# Entries provided
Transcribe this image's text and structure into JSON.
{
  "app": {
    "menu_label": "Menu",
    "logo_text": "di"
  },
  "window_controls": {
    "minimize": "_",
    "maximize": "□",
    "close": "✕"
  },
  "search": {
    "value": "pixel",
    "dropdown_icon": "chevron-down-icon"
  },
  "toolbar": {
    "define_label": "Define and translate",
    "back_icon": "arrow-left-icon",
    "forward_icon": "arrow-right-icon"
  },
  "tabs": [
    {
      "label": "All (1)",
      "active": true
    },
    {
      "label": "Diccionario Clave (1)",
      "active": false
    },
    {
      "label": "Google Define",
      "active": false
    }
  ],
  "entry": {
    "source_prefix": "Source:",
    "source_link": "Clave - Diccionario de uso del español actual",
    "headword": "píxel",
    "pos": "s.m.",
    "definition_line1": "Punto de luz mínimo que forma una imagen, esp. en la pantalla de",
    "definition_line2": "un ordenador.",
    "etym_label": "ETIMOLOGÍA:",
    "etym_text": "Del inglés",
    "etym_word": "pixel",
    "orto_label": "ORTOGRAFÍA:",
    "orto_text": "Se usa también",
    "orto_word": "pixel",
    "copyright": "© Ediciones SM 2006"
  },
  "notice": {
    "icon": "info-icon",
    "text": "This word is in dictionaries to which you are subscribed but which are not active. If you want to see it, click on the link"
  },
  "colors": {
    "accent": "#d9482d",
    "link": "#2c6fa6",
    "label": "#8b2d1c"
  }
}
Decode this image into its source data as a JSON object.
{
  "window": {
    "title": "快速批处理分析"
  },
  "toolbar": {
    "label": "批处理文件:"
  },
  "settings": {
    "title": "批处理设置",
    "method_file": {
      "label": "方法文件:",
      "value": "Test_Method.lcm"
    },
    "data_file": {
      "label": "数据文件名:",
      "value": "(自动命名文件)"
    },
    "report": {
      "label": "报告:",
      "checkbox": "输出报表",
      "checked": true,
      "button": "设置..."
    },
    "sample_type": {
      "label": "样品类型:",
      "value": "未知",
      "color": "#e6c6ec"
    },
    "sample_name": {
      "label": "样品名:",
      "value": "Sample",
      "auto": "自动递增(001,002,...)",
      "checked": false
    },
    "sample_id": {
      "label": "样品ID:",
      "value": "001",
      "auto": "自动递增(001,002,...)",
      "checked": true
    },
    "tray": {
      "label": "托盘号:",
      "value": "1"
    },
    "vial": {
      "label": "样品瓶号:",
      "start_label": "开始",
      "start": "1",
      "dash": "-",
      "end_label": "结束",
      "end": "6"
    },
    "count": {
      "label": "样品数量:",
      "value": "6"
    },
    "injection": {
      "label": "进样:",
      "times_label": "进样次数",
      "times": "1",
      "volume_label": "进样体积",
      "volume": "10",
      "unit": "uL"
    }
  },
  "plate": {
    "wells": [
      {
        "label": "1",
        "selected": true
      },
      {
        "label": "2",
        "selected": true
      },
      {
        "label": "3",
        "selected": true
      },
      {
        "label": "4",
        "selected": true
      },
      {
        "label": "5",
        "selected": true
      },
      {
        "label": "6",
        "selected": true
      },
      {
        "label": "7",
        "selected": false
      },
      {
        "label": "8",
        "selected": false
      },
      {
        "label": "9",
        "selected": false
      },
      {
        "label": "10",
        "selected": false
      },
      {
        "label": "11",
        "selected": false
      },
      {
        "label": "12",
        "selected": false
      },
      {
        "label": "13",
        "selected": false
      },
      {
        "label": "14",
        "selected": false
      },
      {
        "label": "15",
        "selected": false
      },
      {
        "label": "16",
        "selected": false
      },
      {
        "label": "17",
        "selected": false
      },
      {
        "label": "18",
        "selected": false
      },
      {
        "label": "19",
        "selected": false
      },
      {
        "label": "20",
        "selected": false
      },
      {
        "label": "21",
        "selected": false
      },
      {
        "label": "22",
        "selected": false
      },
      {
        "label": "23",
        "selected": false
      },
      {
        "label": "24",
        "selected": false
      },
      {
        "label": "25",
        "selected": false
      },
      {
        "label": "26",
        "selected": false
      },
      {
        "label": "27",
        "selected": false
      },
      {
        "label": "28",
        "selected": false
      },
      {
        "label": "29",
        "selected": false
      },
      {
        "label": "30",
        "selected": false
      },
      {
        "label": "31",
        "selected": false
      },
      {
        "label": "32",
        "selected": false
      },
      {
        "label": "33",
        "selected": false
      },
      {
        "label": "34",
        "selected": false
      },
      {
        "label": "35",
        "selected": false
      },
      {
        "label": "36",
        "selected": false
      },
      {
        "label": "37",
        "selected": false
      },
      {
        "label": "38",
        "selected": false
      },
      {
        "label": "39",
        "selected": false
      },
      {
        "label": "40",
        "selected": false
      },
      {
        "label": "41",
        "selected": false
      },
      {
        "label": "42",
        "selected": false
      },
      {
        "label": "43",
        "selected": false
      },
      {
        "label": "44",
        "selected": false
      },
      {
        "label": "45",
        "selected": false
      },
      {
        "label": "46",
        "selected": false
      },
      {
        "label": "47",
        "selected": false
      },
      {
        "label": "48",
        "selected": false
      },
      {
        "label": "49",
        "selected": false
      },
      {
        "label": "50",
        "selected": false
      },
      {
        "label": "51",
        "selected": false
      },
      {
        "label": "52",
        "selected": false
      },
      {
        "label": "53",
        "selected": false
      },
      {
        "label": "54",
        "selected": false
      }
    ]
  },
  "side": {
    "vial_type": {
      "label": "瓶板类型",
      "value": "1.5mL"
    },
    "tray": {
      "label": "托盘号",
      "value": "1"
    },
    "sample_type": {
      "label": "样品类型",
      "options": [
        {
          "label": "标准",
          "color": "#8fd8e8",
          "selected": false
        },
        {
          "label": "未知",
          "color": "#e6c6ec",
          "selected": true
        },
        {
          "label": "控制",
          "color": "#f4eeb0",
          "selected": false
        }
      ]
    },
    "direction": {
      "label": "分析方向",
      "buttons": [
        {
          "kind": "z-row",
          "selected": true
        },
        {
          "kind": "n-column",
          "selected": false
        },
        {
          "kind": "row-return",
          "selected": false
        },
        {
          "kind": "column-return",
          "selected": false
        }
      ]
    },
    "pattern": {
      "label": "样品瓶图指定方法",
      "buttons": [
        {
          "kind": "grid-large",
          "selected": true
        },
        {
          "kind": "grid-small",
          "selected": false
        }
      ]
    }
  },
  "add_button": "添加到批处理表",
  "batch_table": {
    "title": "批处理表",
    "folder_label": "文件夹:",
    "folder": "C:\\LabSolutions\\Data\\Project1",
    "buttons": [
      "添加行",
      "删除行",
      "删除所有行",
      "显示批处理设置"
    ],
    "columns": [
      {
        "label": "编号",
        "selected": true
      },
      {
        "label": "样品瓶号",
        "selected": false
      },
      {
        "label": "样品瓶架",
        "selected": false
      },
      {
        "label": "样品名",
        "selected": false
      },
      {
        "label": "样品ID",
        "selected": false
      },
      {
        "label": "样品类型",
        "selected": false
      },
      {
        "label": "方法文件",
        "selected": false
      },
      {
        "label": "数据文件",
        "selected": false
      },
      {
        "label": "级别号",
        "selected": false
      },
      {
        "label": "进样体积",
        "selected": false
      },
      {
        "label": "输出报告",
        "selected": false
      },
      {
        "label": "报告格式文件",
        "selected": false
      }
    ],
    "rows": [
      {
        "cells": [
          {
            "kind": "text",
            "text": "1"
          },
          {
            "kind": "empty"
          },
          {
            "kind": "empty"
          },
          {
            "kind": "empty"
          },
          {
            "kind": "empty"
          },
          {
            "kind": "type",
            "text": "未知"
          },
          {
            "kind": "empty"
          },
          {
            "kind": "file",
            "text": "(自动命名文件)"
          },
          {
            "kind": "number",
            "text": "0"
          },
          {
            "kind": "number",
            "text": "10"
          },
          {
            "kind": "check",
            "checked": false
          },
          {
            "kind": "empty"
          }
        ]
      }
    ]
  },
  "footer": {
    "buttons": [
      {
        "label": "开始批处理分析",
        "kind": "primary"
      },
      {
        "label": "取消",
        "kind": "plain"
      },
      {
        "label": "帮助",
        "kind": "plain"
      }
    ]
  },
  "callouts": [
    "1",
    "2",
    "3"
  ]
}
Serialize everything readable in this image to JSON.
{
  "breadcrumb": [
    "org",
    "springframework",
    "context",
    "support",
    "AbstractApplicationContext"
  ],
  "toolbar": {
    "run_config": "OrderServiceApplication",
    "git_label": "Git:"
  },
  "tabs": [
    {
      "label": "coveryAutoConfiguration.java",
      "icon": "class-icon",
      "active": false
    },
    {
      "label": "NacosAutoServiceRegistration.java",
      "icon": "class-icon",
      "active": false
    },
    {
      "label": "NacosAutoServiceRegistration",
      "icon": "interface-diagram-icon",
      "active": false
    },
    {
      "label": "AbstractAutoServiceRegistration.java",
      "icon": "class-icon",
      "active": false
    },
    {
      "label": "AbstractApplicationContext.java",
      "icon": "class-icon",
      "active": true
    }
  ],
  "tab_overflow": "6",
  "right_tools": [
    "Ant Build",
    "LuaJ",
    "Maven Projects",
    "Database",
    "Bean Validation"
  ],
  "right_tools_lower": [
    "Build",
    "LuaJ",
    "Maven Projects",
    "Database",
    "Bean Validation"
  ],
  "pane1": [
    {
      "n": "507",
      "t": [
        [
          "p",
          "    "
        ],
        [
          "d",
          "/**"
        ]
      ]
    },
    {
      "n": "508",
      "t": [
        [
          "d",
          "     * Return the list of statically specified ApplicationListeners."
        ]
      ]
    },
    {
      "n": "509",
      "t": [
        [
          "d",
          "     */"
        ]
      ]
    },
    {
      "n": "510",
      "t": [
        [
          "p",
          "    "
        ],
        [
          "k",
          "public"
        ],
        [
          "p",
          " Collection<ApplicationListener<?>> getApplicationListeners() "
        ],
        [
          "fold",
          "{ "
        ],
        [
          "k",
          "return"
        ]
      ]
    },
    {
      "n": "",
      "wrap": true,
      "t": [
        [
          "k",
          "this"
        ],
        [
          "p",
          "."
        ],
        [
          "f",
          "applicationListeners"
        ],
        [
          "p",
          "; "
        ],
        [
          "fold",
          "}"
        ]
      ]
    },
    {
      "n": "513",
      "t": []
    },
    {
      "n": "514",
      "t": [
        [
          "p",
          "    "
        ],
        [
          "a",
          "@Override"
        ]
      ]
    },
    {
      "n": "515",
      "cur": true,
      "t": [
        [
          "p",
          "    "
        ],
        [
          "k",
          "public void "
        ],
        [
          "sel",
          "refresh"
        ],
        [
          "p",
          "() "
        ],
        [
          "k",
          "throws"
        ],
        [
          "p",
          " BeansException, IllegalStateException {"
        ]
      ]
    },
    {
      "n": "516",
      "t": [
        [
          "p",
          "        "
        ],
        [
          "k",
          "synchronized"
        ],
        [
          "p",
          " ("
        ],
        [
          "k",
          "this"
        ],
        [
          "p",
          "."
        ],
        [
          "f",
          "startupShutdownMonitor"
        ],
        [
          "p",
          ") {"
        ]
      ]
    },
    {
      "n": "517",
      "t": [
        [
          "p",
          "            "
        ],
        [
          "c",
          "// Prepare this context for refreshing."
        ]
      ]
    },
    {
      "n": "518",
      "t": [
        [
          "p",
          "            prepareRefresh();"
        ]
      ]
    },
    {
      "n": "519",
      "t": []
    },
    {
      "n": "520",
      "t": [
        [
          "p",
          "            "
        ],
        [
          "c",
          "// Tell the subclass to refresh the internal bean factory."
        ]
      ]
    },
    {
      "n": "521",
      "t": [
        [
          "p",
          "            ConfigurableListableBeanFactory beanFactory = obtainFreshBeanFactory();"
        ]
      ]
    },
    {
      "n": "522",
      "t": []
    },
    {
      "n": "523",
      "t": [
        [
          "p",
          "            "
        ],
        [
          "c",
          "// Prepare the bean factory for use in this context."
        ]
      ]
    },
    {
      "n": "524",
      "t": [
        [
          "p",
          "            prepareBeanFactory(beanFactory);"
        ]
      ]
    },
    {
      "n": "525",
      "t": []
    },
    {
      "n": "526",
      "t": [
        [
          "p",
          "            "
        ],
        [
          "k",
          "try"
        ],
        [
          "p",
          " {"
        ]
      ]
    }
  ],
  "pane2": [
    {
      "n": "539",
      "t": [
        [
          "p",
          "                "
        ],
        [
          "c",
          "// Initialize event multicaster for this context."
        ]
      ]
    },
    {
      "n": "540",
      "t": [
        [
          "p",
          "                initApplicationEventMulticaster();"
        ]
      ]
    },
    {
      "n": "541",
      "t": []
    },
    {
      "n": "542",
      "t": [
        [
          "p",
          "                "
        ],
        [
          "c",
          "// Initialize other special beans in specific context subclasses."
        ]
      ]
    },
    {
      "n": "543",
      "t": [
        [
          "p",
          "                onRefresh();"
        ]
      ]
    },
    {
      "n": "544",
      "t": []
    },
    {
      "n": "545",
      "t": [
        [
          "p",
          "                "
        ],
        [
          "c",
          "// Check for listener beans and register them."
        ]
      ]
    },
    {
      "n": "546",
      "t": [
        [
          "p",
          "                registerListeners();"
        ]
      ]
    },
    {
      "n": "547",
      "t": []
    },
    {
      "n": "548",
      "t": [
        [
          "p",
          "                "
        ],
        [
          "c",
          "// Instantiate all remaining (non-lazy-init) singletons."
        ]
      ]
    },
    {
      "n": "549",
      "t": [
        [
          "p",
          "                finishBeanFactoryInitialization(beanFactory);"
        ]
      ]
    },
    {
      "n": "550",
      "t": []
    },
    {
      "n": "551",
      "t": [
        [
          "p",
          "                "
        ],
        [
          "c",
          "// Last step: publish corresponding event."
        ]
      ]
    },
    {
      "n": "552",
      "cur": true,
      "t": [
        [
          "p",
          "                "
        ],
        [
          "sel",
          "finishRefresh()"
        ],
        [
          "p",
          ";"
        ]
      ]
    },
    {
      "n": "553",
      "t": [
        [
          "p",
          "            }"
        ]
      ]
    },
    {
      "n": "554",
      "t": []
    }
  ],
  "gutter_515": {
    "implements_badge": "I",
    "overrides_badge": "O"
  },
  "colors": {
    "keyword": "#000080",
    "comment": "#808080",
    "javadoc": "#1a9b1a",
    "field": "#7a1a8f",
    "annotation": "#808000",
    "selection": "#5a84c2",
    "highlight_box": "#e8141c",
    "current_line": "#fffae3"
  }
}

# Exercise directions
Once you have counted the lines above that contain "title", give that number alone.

# Solution
3